**Directions:**
Find every line below where the word "label" occurs, then give how many you found and nothing else.

**Supplied information:**
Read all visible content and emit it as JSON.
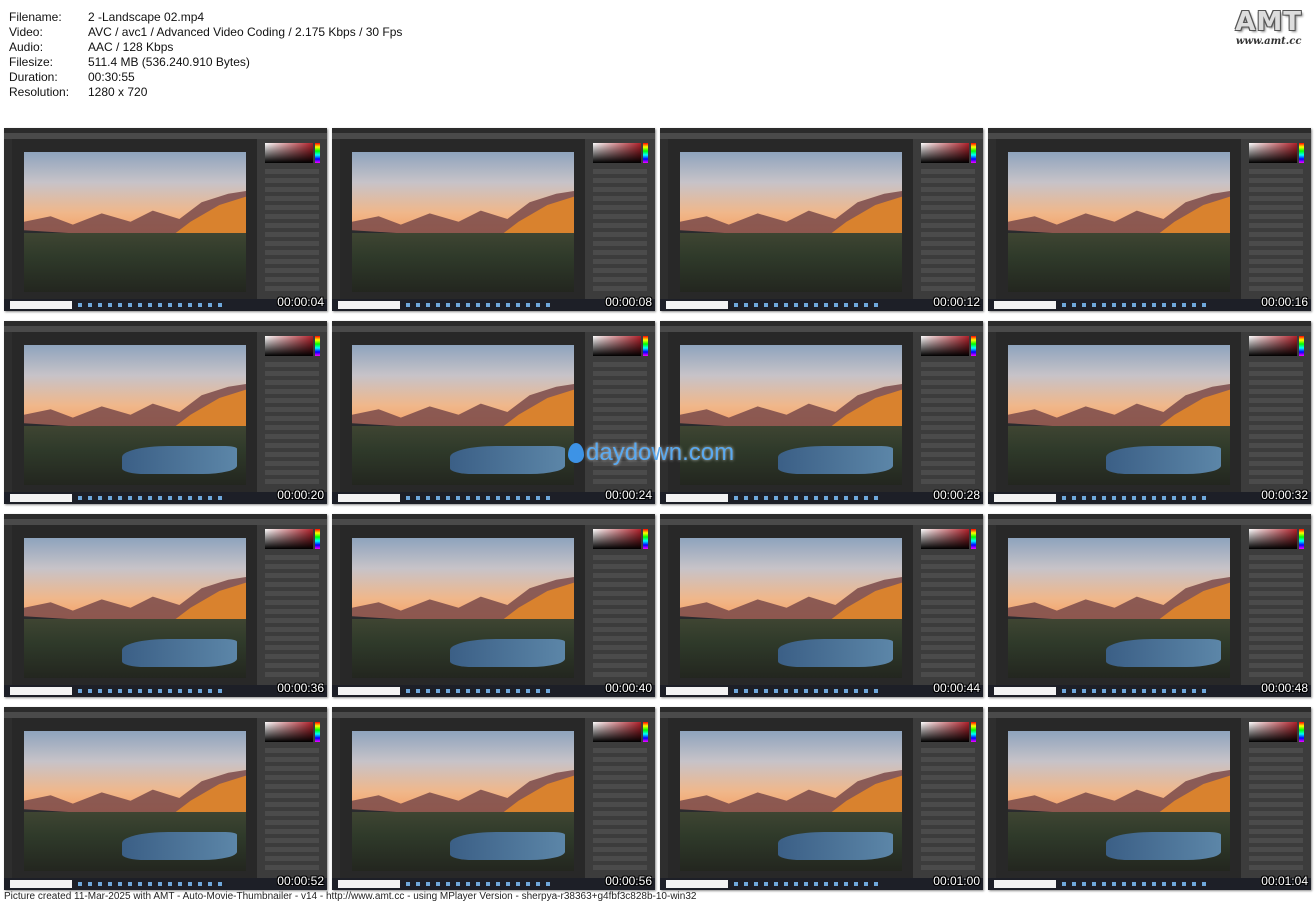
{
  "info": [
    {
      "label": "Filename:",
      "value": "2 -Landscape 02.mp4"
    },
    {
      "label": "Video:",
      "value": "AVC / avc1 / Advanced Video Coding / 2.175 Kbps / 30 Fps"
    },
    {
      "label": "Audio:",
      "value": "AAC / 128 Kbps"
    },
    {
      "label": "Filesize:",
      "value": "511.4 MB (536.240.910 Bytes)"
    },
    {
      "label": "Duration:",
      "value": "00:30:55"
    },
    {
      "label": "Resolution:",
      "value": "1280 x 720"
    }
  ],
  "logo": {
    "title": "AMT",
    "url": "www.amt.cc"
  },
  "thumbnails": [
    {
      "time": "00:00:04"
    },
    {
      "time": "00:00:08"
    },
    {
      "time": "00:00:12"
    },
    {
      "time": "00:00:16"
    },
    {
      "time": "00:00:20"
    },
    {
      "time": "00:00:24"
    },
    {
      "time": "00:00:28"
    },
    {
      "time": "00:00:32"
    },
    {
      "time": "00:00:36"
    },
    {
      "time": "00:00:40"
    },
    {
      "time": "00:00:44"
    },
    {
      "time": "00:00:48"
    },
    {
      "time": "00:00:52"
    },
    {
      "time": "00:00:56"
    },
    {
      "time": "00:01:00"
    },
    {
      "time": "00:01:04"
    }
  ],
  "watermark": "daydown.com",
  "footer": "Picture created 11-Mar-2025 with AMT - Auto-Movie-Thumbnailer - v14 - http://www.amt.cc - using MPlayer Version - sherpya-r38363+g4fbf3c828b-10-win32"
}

**Your solution:**
6